Wesley Amundsen was the president of Madison College in Madison, Tennessee, when this article was written.

There is a big difference between having "a children's corner in every sermon" and telling a children's story before the sermon. Sermons are not intended to be story hours for children. At the same time they are not to be so dry, so heavy and ponderous, so formal and lifeless, that the children receive no benefit from them. It is the sermon that the minister preaches to his congregation that is to contain interesting thoughts for the children. The wise man has said, "to every thing there is a season, and a time to every purpose under the heaven" (Eccl. 3:1, KJV).

"At every suitable opportunity let the story of Jesus' love be repeated to the children. In every sermon let a little corner be left for their benefit. The servant of Christ may make lasting friends of these little ones. Then let him lose no opportunity of helping them to become more intelligent in a knowledge of the Scriptures."- Gospel Workers, p. 208 (Italics mine.)


Telling a story to the children for five or ten minutes prior to the preaching of the sermon may be the method some preachers have to use in order that the children may be interested in coming to church. But what about the next half hour or thirty-five minutes during which the minister is speaking to the rest of the folks in the congregation? During those long minutes for John or Mary they must sit and wiggle or try to sleep or cut out paper dolls or do something else to pass the time away. Children should early become interested in listening to the sermon, watching for the points of interest that may open to them a vista into the spiritual things of God.

I am afraid that some of our presermon storytelling does not quite measure up to standards set by some of our more able workers for youth and children. In fact, some that we have listened to hardly belong in church, especially when after the story the minister is expecting to preach a sobering message to the church. To have the children on the front benches laughing and enjoying an amusing story to the full or witnessing the clowning antics of a minister, is hardly the thing to prepare the way for sound doctrine. Surely a minister loses some of his power when he acts in this dual capacity before the congregation. We are not paid entertainers, but we are to be sober, serious men of God.

Surely Jesus loved children, and apparently they loved Him, for they sought to be in His presence. I wonder just what kind of stories Jesus told them. I am sure they were based upon solid, helpful foundations. His methods for reaching the hearts of His youthful audience were the same as those He used to reach the hearts of mature men and women. Common people heard Him gladly, as did the children, because He spoke so that all could understand.


One of the objectives that I have sought in my ministry is to be able to hold the attention of children, youth, and adults at the same time. It is difficult. But it can be done. Often it is done unconsciously. Sometime ago a mother came to me and said, "Pastor Amundsen, my children like to hear you preach because you speak simply, and they can understand what you are talking about." To me that was one of the best compliments I have ever received on my preaching.
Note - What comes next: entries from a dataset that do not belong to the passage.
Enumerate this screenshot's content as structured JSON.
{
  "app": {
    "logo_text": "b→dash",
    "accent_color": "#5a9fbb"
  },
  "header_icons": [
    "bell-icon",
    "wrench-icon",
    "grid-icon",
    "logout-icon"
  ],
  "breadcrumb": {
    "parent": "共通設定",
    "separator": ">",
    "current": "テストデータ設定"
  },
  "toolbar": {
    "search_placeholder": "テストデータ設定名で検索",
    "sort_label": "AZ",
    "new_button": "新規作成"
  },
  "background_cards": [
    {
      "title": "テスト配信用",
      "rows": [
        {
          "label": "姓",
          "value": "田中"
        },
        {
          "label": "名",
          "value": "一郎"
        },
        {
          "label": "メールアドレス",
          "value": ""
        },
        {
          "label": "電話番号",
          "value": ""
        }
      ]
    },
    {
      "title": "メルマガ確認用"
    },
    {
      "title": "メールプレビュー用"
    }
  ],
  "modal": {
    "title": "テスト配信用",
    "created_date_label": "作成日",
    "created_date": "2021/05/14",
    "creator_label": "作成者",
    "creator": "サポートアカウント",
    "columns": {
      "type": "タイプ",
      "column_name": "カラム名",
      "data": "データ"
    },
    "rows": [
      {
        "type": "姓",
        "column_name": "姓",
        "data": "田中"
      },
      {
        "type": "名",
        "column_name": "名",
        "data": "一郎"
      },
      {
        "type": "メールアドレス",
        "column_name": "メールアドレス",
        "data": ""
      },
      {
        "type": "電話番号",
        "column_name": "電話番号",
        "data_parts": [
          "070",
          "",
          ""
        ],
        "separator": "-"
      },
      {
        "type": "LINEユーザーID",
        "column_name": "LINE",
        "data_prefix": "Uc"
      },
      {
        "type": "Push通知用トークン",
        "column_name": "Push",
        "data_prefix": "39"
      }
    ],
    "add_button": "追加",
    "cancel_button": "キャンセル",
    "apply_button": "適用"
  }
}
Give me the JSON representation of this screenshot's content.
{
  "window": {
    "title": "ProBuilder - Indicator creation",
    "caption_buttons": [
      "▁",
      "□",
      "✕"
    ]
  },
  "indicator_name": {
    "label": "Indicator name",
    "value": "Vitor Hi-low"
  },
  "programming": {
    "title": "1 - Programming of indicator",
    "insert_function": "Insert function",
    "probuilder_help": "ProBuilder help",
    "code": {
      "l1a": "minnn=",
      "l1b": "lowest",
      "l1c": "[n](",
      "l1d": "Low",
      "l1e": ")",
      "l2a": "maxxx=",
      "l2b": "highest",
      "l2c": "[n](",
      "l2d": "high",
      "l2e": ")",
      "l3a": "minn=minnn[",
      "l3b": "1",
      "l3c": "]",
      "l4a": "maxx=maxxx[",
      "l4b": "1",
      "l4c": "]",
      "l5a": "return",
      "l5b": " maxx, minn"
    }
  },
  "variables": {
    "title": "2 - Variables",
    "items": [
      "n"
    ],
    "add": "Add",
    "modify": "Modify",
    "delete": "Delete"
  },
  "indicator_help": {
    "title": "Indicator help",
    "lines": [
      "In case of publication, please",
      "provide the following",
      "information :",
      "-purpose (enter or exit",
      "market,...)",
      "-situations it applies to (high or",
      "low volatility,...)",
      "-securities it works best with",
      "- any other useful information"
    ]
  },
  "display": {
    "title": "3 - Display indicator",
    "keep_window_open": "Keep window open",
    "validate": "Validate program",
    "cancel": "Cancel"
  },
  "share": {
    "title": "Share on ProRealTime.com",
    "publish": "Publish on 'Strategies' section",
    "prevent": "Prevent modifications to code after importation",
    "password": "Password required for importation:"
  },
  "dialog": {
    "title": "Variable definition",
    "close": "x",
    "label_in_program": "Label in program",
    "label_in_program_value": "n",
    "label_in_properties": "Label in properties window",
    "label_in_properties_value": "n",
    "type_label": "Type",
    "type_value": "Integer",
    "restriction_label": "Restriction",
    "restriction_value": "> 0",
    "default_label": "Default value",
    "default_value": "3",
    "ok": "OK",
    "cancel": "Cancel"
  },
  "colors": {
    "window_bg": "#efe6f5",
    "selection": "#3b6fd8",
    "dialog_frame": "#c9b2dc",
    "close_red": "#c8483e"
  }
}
And I must hasten to add, I am not a great preacher. I am just an ordinary speaker, but I have sought to reach the minds of the common people during my ministry. If we can reach the minds of the rank and file of our members and also the minds of the children, we need have no fear but that we can also reach the minds and hearts of the intellectuals among us. To ancient Israel the instruction came regarding teaching the children:

"These words, which I command thee this day, shall be in thine heart: and thou shalt teach them diligently unto thy children, and shalt talk of them when thou sittest in thine house, and when thou walkest by the way, and when thou liest down, and when thou risestup" (Deut. 6:6, 7, KJV).

When Jesus was only twelve years of age He was found in the temple talking to the scholarly priests of Israel, asking questions that all but confounded them. Whence came His understanding of these things? He had been taught diligently by Mary, His earthly parent.

Possibly one of the reasons why so many of our Seventh-day Adventist children are so unruly and so worldly is that as ministers we have sought to entertain them with stories. We have given them chaff instead of fine wheat.

I certainly believe in stories for children. We must, however, as ministers of the gospel seek to prepare and deliver our sermons in such a way that the children will find their "corner" in the sermon itself. Sometimes they might be told at the beginning that the sermon was planned "for today" with the boys and girls in mind, and that you want them to "listen carefully all the way through." Then as we preach from Sabbath to Sabbath they will be watching for those places where their interest is aroused. The sermon will not be lengthy and dry for them, but they too will be interested in attending church services because they understand what the minister is saying. He speaks to them as well as to the adults. By all means let us have "a children's corner in every sermon."

Wesley Amundsen was the president of Madison College in Madison, Tennessee, when this article was written.